Task details — Copy out every record below with complete accuracy.

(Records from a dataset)
++++
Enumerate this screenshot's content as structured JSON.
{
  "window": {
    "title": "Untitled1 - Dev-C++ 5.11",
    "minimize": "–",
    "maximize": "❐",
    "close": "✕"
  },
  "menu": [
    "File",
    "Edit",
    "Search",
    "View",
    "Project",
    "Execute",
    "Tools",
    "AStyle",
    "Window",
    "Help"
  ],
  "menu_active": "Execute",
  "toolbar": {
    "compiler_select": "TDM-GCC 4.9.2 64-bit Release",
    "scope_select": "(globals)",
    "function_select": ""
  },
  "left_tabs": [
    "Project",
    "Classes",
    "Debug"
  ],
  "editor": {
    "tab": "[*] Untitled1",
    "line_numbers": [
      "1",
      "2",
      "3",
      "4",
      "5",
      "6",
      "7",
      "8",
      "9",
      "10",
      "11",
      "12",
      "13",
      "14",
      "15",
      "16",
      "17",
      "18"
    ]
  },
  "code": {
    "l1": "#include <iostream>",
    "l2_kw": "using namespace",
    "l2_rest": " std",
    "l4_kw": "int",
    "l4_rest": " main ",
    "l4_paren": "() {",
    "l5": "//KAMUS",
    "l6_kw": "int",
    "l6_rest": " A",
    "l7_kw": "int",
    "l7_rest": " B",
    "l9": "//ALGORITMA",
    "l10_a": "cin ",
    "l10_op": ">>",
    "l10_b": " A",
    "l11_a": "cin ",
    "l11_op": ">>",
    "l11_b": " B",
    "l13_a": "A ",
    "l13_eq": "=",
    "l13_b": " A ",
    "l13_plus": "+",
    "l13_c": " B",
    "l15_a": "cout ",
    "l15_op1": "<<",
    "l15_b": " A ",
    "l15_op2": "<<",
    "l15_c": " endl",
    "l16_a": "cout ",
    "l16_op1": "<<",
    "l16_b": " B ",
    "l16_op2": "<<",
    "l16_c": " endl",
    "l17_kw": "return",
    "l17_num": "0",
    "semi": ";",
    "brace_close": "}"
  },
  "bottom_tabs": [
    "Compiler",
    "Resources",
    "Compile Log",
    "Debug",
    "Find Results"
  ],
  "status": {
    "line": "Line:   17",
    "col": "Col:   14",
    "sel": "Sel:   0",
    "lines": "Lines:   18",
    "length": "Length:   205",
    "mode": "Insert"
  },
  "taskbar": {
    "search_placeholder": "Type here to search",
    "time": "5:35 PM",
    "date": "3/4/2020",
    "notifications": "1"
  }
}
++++
Answer section —
Enumerate this screenshot's content as structured JSON.
{
  "window": {
    "title": "Untitled1 - Dev-C++ 5.11",
    "minimize": "–",
    "maximize": "❐",
    "close": "✕"
  },
  "menu": [
    "File",
    "Edit",
    "Search",
    "View",
    "Project",
    "Execute",
    "Tools",
    "AStyle",
    "Window",
    "Help"
  ],
  "menu_active": "Execute",
  "toolbar": {
    "compiler_select": "TDM-GCC 4.9.2 64-bit Release",
    "scope_select": "(globals)",
    "function_select": ""
  },
  "left_tabs": [
    "Project",
    "Classes",
    "Debug"
  ],
  "editor": {
    "tab": "[*] Untitled1",
    "line_numbers": [
      "1",
      "2",
      "3",
      "4",
      "5",
      "6",
      "7",
      "8",
      "9",
      "10",
      "11",
      "12",
      "13",
      "14",
      "15",
      "16",
      "17",
      "18"
    ]
  },
  "code": {
    "l1": "#include <iostream>",
    "l2_kw": "using namespace",
    "l2_rest": " std",
    "l4_kw": "int",
    "l4_rest": " main ",
    "l4_paren": "() {",
    "l5": "//KAMUS",
    "l6_kw": "int",
    "l6_rest": " A",
    "l7_kw": "int",
    "l7_rest": " B",
    "l9": "//ALGORITMA",
    "l10_a": "cin ",
    "l10_op": ">>",
    "l10_b": " A",
    "l11_a": "cin ",
    "l11_op": ">>",
    "l11_b": " B",
    "l13_a": "A ",
    "l13_eq": "=",
    "l13_b": " A ",
    "l13_plus": "+",
    "l13_c": " B",
    "l15_a": "cout ",
    "l15_op1": "<<",
    "l15_b": " A ",
    "l15_op2": "<<",
    "l15_c": " endl",
    "l16_a": "cout ",
    "l16_op1": "<<",
    "l16_b": " B ",
    "l16_op2": "<<",
    "l16_c": " endl",
    "l17_kw": "return",
    "l17_num": "0",
    "semi": ";",
    "brace_close": "}"
  },
  "bottom_tabs": [
    "Compiler",
    "Resources",
    "Compile Log",
    "Debug",
    "Find Results"
  ],
  "status": {
    "line": "Line:   17",
    "col": "Col:   14",
    "sel": "Sel:   0",
    "lines": "Lines:   18",
    "length": "Length:   205",
    "mode": "Insert"
  },
  "taskbar": {
    "search_placeholder": "Type here to search",
    "time": "5:35 PM",
    "date": "3/4/2020",
    "notifications": "1"
  }
}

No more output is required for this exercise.